─── Data in this exercise ───

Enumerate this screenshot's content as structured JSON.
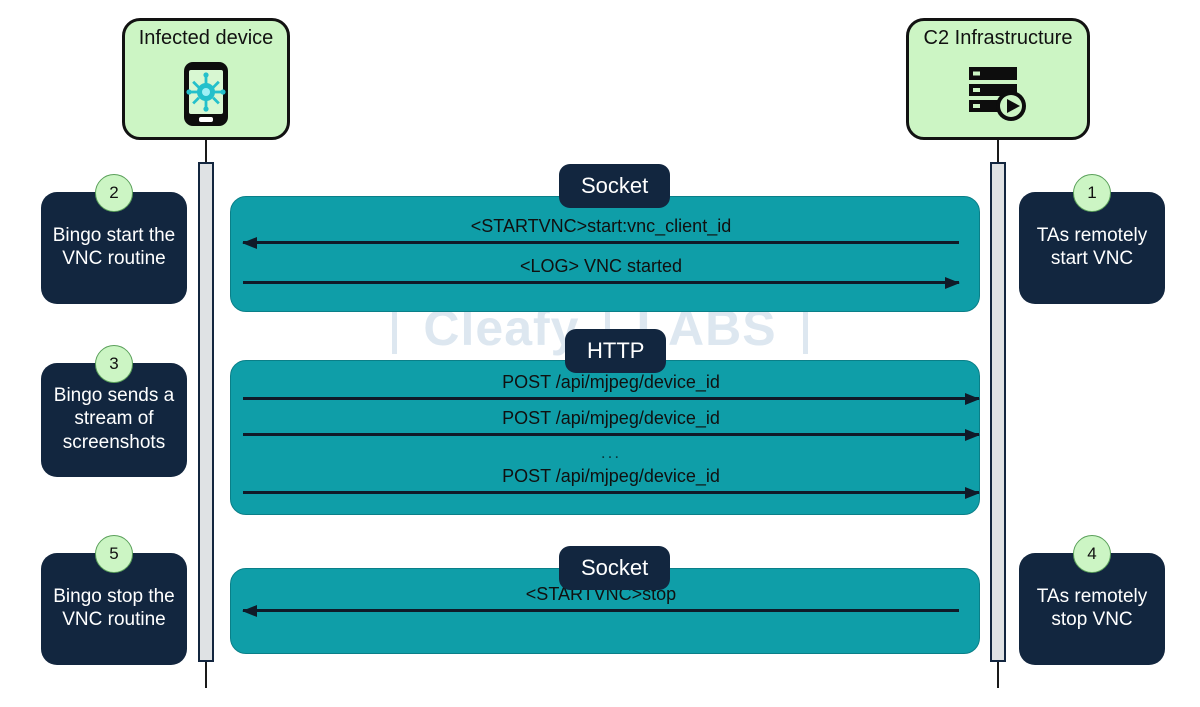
{
  "watermark": {
    "word1": "Cleafy",
    "word2": "LABS"
  },
  "actors": [
    {
      "id": "infected-device",
      "label": "Infected device",
      "icon": "infected-phone-icon"
    },
    {
      "id": "c2-infrastructure",
      "label": "C2 Infrastructure",
      "icon": "server-play-icon"
    }
  ],
  "steps": [
    {
      "number": "2",
      "text": "Bingo start the VNC routine",
      "side": "left"
    },
    {
      "number": "3",
      "text": "Bingo sends a stream of screenshots",
      "side": "left"
    },
    {
      "number": "5",
      "text": "Bingo stop the VNC routine",
      "side": "left"
    },
    {
      "number": "1",
      "text": "TAs remotely start VNC",
      "side": "right"
    },
    {
      "number": "4",
      "text": "TAs remotely stop VNC",
      "side": "right"
    }
  ],
  "fragments": [
    {
      "tag": "Socket",
      "messages": [
        {
          "label": "<STARTVNC>start:vnc_client_id",
          "direction": "left"
        },
        {
          "label": "<LOG> VNC started",
          "direction": "right"
        }
      ]
    },
    {
      "tag": "HTTP",
      "messages": [
        {
          "label": "POST /api/mjpeg/device_id",
          "direction": "right"
        },
        {
          "label": "POST /api/mjpeg/device_id",
          "direction": "right"
        },
        {
          "label": "POST /api/mjpeg/device_id",
          "direction": "right"
        }
      ],
      "ellipsis": "..."
    },
    {
      "tag": "Socket",
      "messages": [
        {
          "label": "<STARTVNC>stop",
          "direction": "left"
        }
      ]
    }
  ],
  "colors": {
    "teal": "#0f9ea8",
    "navy": "#12263f",
    "green": "#ccf5c4",
    "activation": "#dfe2e4",
    "watermark": "#dde7f0"
  }
}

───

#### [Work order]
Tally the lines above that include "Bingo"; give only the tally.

#### [Exercise response]
3